The first photo shows the quite substantial remains of the inside of the great west front. The main door would have been in the centre and leading down from this entrance towards the nave was once a large arc of stairs reaching across from the north to the south arcade of pillars, the first pair of bases of which can be seen in the photo. Evidence for the semicircular steps was excavated during the Phoenix Initiative and a pattern of floor tiles that once surrounded them was also revealed.
The far left corner is occupied by the south west tower which can be seen in more detail here on the left. The bottom of a spiral staircase in the tower is still evident, now aimlessly climbing towards Lychgate Cottages behind. In the background on the right is the former Blue Coat School.
On the right is a view of the central section of the nave and a substantial length of the south wall of the building. (See the plan view on the previous page.)
This forms the main focus of the site for visitors and is now known as Priory Garden.

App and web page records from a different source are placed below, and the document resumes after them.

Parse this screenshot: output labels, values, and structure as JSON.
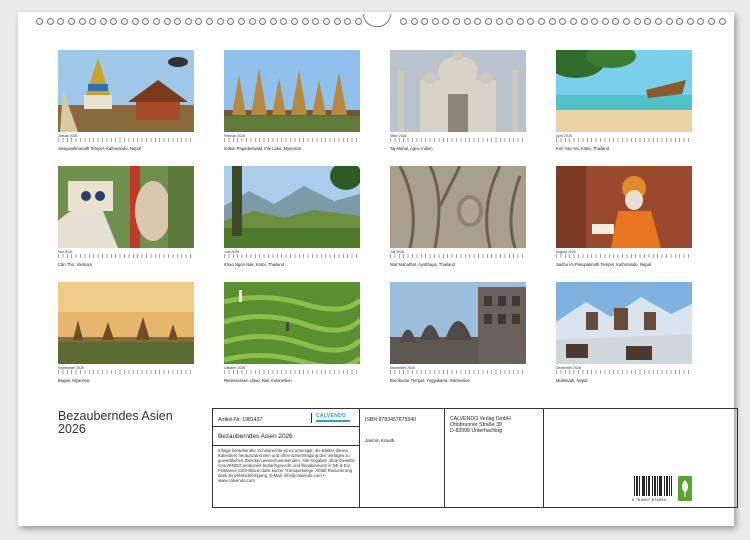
{
  "calendar": {
    "title_line1": "Bezauberndes Asien",
    "title_line2": "2026",
    "months": [
      {
        "month": "Januar 2026",
        "caption": "Swayambhunath Tempel, Kathmandu, Nepal",
        "scene": "stupa"
      },
      {
        "month": "Februar 2026",
        "caption": "Indein Pagodenwald, Inle Lake, Myanmar",
        "scene": "pagodas"
      },
      {
        "month": "März 2026",
        "caption": "Taj Mahal, Agra, Indien",
        "scene": "taj"
      },
      {
        "month": "April 2026",
        "caption": "Koh Yao Yai, Krabi, Thailand",
        "scene": "beach"
      },
      {
        "month": "Mai 2026",
        "caption": "Cần Thơ, Vietnam",
        "scene": "monk"
      },
      {
        "month": "Juni 2026",
        "caption": "Khao Ngon Nak, Krabi, Thailand",
        "scene": "valley"
      },
      {
        "month": "Juli 2026",
        "caption": "Wat Mahathat, Ayutthaya, Thailand",
        "scene": "roots"
      },
      {
        "month": "August 2026",
        "caption": "Sadhu im Pasupatinath Tempel, Kathmandu, Nepal",
        "scene": "sadhu"
      },
      {
        "month": "September 2026",
        "caption": "Bagan, Myanmar",
        "scene": "bagan"
      },
      {
        "month": "Oktober 2026",
        "caption": "Reisterassen Ubud, Bali, Indonesien",
        "scene": "rice"
      },
      {
        "month": "November 2026",
        "caption": "Borobudur Tempel, Yogyakarta, Indonesien",
        "scene": "borobudur"
      },
      {
        "month": "Dezember 2026",
        "caption": "Muktinath, Nepal",
        "scene": "mountains"
      }
    ]
  },
  "info": {
    "article_label": "Artikel-Nr. 1981437",
    "product_name": "Bezauberndes Asien 2026",
    "legal_text": "Infolge bestehender Schutzrechte ist es untersagt, die Blätter dieses Kalenders herauszutrennen und ohne Genehmigung des Verlages zu gewerblichen Zwecken weiterzuverwenden. Alle Angaben ohne Gewähr. CALVENDO produziert bedarfsgerecht und klimabewusst in DE & EU. Positivere CO2-Bilanz dank kurzer Transportwege. Abfall-Reduzierung dank Einzelstückfertigung. E-Mail: info@calvendo.com • www.calvendo.com",
    "isbn": "ISBN 9783457675540",
    "author": "Jasmin Krauth",
    "publisher_line1": "CALVENDO Verlag GmbH",
    "publisher_line2": "Ottobrunner Straße 39",
    "publisher_line3": "D-82008 Unterhaching",
    "barcode_number": "9 783457 675540",
    "logo_text": "CALVENDO"
  }
}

Behind the far wall is the Visitor Centre which is pictured on the right below. This houses hundreds of excavated relics found on the site, the true gem of which is a superbly preserved fragment of wall painting from a "blind arcade" showing a scene from the Apocalypse.
The Visitor Centre has been built upon the southern part of what was originally the cloister; a square area between the outer buildings and the church within which the monks could get some peace and tranquility. This place is now a quiet walled off garden for visitors to rest in the same way.
Below can be seen the only currently visible remains of any part of the east end of the cathedral. In the background of this photo can be seen a segment of the "zig-zag" west wall of the New Cathedral.
These next two photographs are of the space below the north west tower.
Like the south west tower, there is also the lower portion of a spiral staircase here and the base of one the giant supporting pillars can also be seen.